Alongside this, the same principles of greater curve-based control have also been applied to the fade controls on material animations – often used to fade in or out software interfaces or lighting in your scenes. The UI is much the same for this as for the animation controls.
The last major update for KeyShot 9 is the ability to create fully rendered product configurators. You’ll have seen these in all manner of industries and for all manner of products. KeyShot takes the variants you can define inside the system, using tools like model, material and studio variants, and builds these into a single set of assets that can be used online. You work through the wizard and choose which variant sets you want to include, provide details for how the configurator works, and set the system running to generate not only the imagery you need, but also the HTML code you need to adapt it for your web developers.
It’s quite a turnaround, seeing Luxion integrate GPU support into KeyShot, particularly considering that, for the last decade or so, the company has made a great deal of noise about how it is CPU-based.
The reality is that this is a smart move and a change that has been made to take full advantage of today’s rather incredible GPU technology. While other systems have gone ‘full GPU’, Luxion has managed to make this transition sensibly.
If you still have a CPU-centric workflow (perhaps using AMD graphics boards as well), then you can continue to use KeyShot just as you have previously. If, however, you have more modern Nvidia cards in your workstations, then you’ll very quickly discover how quickly they can render.

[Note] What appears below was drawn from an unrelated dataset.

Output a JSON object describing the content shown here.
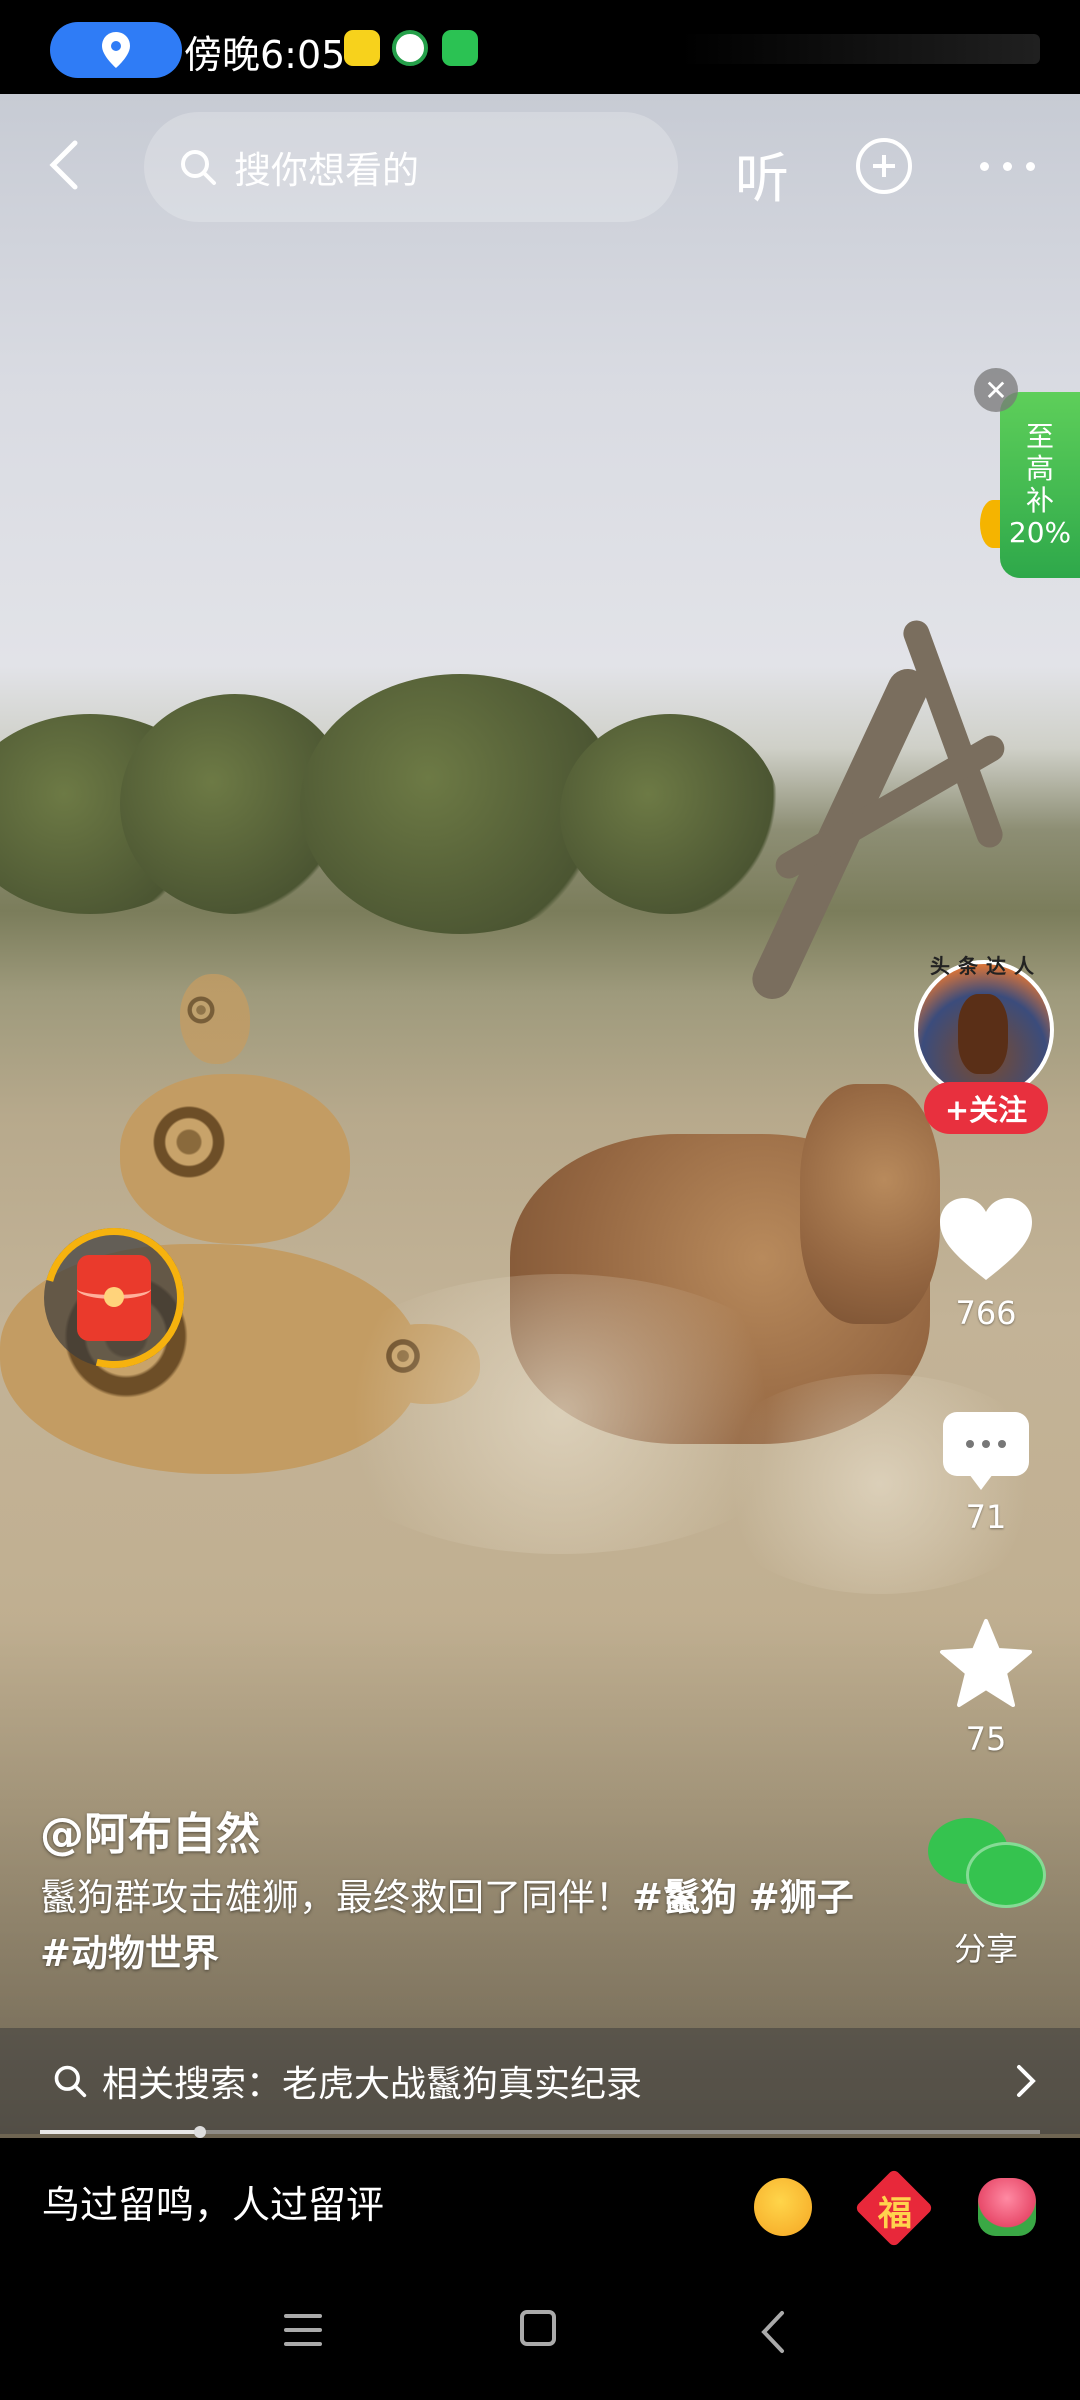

Elsewhere in this release, there are some really interesting material updates and additions. Considering the wealth of soft goods and fabrics being introduced into more traditional forms of product and industrial design these days, then these updates are going to be really useful for a lot of users.
Greg’s thoughts: What DEVELOP3D’s GPU guru recommends
Before KeyShot 9, you never really needed to invest that much in a workstation GPU. A mid-range graphics card costing a few hundred pounds would be more than adequate, with money better spent on a CPU with more cores.
But if you want to take advantage of the new GPU-accelerated Nvidia OptiX ray tracing engine, you’ll likely need to re-evaluate how you allocate your budget. Mid-range pro graphics cards like the Nvidia Quadro P2000 (5GB) might be fine for 3D CAD, but won’t really deliver when it comes to GPU rendering.
So how do you choose which GPU is best for you? First of all, it needs to be an Nvidia GPU (Maxwell generation or above). AMD GPUs will not work with the new GPU rendering engine.
Second, if you want to take full advantage of the engine, you’ll need an Nvidia RTX GPU, which features RT cores dedicated to ray tracing and Tensor cores for AI denoising, as well the standard CUDA cores.
In short, the more cores your GPU has, the faster the render. But cores aren’t everything. GPU memory is also very important. Memory demands increase as models, HDR images and textures grow, and all of these assets have to fit into GPU memory. Output resolution also has an impact on the capacity you’ll need.
8GB should be considered as a bare minimum. To give some context, rendering our Porsche 911 scene at HD resolution used up 9GB of memory on our Nvidia Quadro RTX 5000 GPU. More complex models will use considerably more.
KeyShot works with Nvidia Quadro or Nvidia GeForce GPUs. It’s worth noting here that the high-end Quadros, such as the RTX 5000 (16GB) and RTX 6000 (24GB), offer far more memory than a high-end GeForce like the RTX 2080 (8GB) or RTX 2080 Ti (11GB). At the same time, they do cost considerably more.
With GPU rendering, you can also use multiple GPUs, so long as your workstation has enough PCIe slots and a PSU to power them. With two Quadro RTX 5000s, 6000s or 8000s, you can also double your GPU memory through Nvidia NVlink.
GPU rendering in KeyShot 9 is an exciting development, but ultimately, you’ll have to make up your own mind as to whether CPU or GPU makes most sense for your organisation — and where to invest moving forward.